━━━━━ Data to use ━━━━━

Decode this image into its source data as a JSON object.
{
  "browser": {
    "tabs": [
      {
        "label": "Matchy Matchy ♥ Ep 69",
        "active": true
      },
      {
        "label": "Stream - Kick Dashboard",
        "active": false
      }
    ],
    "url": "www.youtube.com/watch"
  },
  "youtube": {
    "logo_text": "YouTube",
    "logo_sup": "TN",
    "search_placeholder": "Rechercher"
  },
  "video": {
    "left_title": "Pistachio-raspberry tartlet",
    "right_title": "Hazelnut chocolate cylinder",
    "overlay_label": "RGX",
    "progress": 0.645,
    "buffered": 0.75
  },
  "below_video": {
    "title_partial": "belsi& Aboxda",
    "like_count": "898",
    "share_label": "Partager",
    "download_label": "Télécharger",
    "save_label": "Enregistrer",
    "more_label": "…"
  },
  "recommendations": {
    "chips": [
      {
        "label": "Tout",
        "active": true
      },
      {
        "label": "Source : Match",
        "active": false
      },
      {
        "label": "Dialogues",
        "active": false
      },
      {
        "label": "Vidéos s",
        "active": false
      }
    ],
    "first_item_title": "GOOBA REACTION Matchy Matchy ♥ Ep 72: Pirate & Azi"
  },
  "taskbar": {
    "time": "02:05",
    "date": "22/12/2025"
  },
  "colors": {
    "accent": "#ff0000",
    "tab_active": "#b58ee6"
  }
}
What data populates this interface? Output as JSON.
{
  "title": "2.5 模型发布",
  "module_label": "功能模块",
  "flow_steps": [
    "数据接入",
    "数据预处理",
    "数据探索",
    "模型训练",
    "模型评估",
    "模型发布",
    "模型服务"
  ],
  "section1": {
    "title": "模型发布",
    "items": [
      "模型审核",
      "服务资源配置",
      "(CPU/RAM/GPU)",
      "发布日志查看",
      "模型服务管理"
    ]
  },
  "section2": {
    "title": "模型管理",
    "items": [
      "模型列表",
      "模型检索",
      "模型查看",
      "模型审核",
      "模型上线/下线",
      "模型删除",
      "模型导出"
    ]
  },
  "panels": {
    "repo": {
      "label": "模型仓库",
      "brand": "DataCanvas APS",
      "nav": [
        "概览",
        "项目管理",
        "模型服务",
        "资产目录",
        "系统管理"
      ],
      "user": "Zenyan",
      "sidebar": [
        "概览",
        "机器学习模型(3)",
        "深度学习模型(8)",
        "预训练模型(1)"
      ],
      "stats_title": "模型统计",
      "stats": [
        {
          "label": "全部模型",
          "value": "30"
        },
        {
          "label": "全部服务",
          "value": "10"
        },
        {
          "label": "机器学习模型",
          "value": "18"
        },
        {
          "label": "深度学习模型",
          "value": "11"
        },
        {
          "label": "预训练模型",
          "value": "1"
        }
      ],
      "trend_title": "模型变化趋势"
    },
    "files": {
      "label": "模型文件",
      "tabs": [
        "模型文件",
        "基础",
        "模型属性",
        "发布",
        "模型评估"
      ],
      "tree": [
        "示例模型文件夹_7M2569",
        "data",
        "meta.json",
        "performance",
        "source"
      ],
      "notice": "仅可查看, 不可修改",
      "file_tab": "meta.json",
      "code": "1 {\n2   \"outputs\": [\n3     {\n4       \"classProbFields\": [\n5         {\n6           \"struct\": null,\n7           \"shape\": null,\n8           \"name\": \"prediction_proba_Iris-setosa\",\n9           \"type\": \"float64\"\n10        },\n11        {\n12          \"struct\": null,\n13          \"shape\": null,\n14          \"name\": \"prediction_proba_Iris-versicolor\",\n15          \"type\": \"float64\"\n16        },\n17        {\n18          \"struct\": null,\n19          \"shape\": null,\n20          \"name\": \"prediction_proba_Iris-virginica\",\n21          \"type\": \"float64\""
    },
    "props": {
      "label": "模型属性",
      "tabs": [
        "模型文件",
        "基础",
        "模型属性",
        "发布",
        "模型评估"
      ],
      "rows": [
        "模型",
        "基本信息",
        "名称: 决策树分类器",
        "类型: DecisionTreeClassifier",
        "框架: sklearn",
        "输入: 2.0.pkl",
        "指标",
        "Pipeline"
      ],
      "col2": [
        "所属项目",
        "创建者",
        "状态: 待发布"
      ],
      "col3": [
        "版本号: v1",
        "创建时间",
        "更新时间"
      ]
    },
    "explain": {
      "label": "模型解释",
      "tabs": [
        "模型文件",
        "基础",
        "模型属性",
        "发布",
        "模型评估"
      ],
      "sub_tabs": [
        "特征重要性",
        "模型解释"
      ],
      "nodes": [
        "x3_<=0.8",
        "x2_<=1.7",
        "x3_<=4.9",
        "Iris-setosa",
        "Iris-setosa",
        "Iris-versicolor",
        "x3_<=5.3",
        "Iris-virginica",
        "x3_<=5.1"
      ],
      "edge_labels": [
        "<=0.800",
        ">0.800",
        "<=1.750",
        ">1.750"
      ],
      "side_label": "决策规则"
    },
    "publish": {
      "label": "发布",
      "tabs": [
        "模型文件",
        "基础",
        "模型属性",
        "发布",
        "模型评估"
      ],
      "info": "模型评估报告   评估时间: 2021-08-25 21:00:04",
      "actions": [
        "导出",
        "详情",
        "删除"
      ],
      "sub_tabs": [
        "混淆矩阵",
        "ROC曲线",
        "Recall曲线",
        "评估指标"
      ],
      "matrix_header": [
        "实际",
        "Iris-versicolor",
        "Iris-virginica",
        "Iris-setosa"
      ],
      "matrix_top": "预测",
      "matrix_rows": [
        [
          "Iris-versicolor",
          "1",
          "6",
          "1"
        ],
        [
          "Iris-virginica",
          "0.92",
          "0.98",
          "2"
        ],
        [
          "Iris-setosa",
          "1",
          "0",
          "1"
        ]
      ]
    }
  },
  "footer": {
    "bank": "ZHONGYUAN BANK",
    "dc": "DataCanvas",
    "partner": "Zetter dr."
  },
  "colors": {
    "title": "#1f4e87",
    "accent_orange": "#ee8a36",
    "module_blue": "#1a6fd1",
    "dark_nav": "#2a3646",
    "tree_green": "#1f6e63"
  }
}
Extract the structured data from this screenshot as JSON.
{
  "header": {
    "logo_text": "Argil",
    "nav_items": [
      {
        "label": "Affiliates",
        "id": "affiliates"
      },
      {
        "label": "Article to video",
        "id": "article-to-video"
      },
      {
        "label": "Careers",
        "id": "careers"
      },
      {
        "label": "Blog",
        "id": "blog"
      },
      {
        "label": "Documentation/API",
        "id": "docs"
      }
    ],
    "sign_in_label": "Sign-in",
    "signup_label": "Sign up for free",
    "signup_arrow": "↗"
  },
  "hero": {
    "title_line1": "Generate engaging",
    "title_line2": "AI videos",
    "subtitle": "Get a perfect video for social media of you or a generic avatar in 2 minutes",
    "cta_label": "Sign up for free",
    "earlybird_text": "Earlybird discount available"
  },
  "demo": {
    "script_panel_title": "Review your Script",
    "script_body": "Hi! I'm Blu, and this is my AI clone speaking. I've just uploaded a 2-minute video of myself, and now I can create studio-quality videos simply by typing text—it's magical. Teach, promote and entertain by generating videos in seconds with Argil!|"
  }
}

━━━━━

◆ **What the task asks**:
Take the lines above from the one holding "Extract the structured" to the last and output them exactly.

◆ **Written response**:
Extract the structured data from this screenshot as JSON.
{
  "header": {
    "logo_text": "Argil",
    "nav_items": [
      {
        "label": "Affiliates",
        "id": "affiliates"
      },
      {
        "label": "Article to video",
        "id": "article-to-video"
      },
      {
        "label": "Careers",
        "id": "careers"
      },
      {
        "label": "Blog",
        "id": "blog"
      },
      {
        "label": "Documentation/API",
        "id": "docs"
      }
    ],
    "sign_in_label": "Sign-in",
    "signup_label": "Sign up for free",
    "signup_arrow": "↗"
  },
  "hero": {
    "title_line1": "Generate engaging",
    "title_line2": "AI videos",
    "subtitle": "Get a perfect video for social media of you or a generic avatar in 2 minutes",
    "cta_label": "Sign up for free",
    "earlybird_text": "Earlybird discount available"
  },
  "demo": {
    "script_panel_title": "Review your Script",
    "script_body": "Hi! I'm Blu, and this is my AI clone speaking. I've just uploaded a 2-minute video of myself, and now I can create studio-quality videos simply by typing text—it's magical. Teach, promote and entertain by generating videos in seconds with Argil!|"
  }
}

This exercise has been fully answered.